## WHAT YOU SHOULD DO
Please filter the listing for the string "body" and copy each matching line.

## EXCERPTED RECORDS
*** Begin section ***
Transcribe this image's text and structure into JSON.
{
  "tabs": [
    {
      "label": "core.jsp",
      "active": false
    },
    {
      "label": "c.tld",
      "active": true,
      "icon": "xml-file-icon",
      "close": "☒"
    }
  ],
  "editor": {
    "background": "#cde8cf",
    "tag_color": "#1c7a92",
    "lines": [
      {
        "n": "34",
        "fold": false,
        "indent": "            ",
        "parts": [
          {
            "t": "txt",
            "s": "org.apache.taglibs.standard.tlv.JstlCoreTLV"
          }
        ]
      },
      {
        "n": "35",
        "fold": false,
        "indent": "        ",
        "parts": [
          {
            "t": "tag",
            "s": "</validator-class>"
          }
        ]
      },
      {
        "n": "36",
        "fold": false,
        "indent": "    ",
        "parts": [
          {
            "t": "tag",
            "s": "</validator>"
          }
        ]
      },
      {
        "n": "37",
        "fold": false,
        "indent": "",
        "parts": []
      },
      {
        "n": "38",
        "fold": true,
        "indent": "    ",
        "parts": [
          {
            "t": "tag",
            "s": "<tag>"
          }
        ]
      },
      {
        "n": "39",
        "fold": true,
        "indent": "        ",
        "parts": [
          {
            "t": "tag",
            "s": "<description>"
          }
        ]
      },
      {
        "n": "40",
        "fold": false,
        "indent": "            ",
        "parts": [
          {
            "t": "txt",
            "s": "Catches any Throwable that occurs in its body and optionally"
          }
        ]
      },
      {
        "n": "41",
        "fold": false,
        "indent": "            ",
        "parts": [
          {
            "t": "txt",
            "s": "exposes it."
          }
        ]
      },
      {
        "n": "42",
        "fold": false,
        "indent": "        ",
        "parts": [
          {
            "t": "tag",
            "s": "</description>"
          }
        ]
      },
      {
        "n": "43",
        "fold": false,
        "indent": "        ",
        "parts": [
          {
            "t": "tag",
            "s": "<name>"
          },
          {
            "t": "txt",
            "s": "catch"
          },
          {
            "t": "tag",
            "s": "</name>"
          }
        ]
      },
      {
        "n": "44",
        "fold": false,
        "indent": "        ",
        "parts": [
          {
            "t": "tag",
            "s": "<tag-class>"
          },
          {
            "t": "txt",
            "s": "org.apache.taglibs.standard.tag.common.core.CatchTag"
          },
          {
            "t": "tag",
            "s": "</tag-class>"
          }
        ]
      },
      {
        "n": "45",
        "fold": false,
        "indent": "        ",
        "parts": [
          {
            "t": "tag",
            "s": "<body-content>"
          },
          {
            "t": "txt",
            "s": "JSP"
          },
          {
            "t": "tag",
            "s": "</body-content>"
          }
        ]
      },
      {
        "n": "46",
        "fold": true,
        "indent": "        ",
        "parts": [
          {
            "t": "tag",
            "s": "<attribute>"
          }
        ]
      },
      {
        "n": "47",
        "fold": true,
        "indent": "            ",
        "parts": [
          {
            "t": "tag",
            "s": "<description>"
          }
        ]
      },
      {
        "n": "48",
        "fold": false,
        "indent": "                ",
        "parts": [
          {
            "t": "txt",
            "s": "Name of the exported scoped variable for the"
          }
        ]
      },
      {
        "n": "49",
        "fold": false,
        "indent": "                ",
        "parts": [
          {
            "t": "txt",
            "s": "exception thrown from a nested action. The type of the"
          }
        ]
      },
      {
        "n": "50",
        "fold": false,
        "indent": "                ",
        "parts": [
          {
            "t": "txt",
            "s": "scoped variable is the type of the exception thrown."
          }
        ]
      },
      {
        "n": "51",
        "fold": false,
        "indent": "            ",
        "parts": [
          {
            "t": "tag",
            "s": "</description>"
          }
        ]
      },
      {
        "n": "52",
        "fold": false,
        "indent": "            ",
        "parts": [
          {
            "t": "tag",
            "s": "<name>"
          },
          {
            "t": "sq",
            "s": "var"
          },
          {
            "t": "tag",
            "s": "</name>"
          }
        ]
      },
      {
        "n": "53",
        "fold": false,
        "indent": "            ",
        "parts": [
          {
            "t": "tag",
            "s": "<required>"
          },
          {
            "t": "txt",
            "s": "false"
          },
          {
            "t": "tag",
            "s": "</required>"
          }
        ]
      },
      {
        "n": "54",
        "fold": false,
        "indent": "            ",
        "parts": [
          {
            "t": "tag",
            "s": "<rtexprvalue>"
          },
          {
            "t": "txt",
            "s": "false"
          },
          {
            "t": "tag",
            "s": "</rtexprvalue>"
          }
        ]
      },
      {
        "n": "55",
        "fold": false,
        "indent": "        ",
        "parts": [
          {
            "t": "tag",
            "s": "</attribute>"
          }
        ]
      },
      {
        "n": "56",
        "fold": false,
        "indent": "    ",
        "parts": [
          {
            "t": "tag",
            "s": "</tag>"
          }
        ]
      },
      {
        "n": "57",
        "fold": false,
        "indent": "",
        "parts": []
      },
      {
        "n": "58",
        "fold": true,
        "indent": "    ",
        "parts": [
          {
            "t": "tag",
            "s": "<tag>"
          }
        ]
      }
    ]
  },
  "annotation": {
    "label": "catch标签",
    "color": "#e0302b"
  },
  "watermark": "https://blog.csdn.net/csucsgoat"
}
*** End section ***
## WRITTEN ANSWER
            "s": "Catches any Throwable that occurs in its body and optionally"
            "s": "<body-content>"
            "s": "</body-content>"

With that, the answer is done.